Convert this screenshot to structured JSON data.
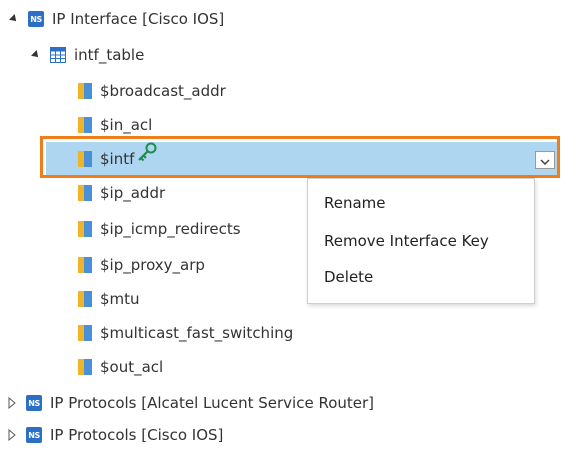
{
  "tree": {
    "root": {
      "label": "IP Interface [Cisco IOS]",
      "badge": "NS"
    },
    "table": {
      "label": "intf_table"
    },
    "vars": [
      "$broadcast_addr",
      "$in_acl",
      "$intf",
      "$ip_addr",
      "$ip_icmp_redirects",
      "$ip_proxy_arp",
      "$mtu",
      "$multicast_fast_switching",
      "$out_acl"
    ],
    "collapsed": [
      {
        "label": "IP Protocols [Alcatel Lucent Service Router]",
        "badge": "NS"
      },
      {
        "label": "IP Protocols [Cisco IOS]",
        "badge": "NS"
      }
    ]
  },
  "context_menu": {
    "items": [
      "Rename",
      "Remove Interface Key",
      "Delete"
    ]
  },
  "colors": {
    "selection": "#aed6f1",
    "highlight_border": "#f07c1a",
    "ns_badge": "#2b6fc7",
    "key_icon": "#1e8c4a"
  }
}
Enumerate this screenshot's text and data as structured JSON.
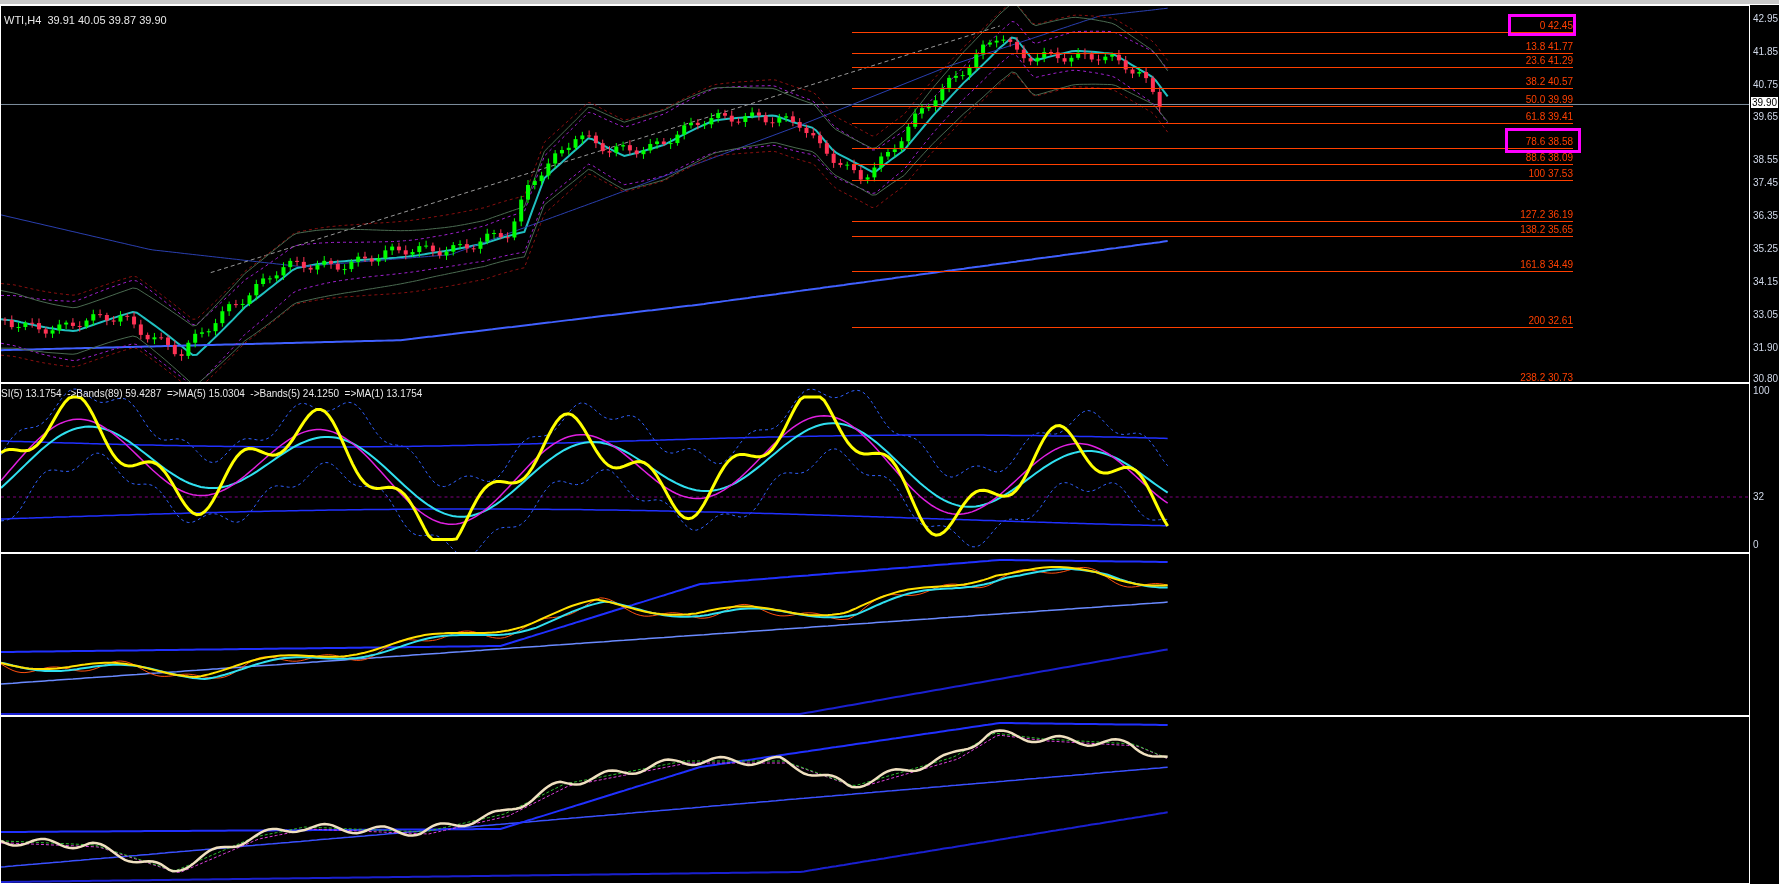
{
  "chart": {
    "symbol_info": "WTI,H4  39.91 40.05 39.87 39.90",
    "price_axis": [
      "42.95",
      "41.85",
      "40.75",
      "39.65",
      "38.55",
      "37.45",
      "36.35",
      "35.25",
      "34.15",
      "33.05",
      "31.90",
      "30.80"
    ],
    "current_price": "39.90",
    "fibonacci_levels": [
      "0 42.45",
      "13.8 41.77",
      "23.6 41.29",
      "38.2 40.57",
      "50.0 39.99",
      "61.8 39.41",
      "78.6 38.58",
      "88.6 38.09",
      "100 37.53",
      "127.2 36.19",
      "138.2 35.65",
      "161.8 34.49",
      "200 32.61",
      "238.2 30.73"
    ]
  },
  "rsi_window": {
    "label": "SI(5) 13.1754  ->Bands(89) 59.4287  =>MA(5) 15.0304  ->Bands(5) 24.1250  =>MA(1) 13.1754",
    "axis": [
      "100",
      "32",
      "0"
    ]
  }
}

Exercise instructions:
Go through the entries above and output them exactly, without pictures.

Exercise output:
Convert this screenshot to structured JSON data.
{
  "tree": {
    "root": {
      "label": "IP Interface [Cisco IOS]",
      "badge": "NS"
    },
    "table": {
      "label": "intf_table"
    },
    "vars": [
      "$broadcast_addr",
      "$in_acl",
      "$intf",
      "$ip_addr",
      "$ip_icmp_redirects",
      "$ip_proxy_arp",
      "$mtu",
      "$multicast_fast_switching",
      "$out_acl"
    ],
    "collapsed": [
      {
        "label": "IP Protocols [Alcatel Lucent Service Router]",
        "badge": "NS"
      },
      {
        "label": "IP Protocols [Cisco IOS]",
        "badge": "NS"
      }
    ]
  },
  "context_menu": {
    "items": [
      "Rename",
      "Remove Interface Key",
      "Delete"
    ]
  },
  "colors": {
    "selection": "#aed6f1",
    "highlight_border": "#f07c1a",
    "ns_badge": "#2b6fc7",
    "key_icon": "#1e8c4a"
  }
}
Enumerate this screenshot's text and data as structured JSON.
{
  "chart": {
    "symbol_info": "WTI,H4  39.91 40.05 39.87 39.90",
    "price_axis": [
      "42.95",
      "41.85",
      "40.75",
      "39.65",
      "38.55",
      "37.45",
      "36.35",
      "35.25",
      "34.15",
      "33.05",
      "31.90",
      "30.80"
    ],
    "current_price": "39.90",
    "fibonacci_levels": [
      "0 42.45",
      "13.8 41.77",
      "23.6 41.29",
      "38.2 40.57",
      "50.0 39.99",
      "61.8 39.41",
      "78.6 38.58",
      "88.6 38.09",
      "100 37.53",
      "127.2 36.19",
      "138.2 35.65",
      "161.8 34.49",
      "200 32.61",
      "238.2 30.73"
    ]
  },
  "rsi_window": {
    "label": "SI(5) 13.1754  ->Bands(89) 59.4287  =>MA(5) 15.0304  ->Bands(5) 24.1250  =>MA(1) 13.1754",
    "axis": [
      "100",
      "32",
      "0"
    ]
  }
}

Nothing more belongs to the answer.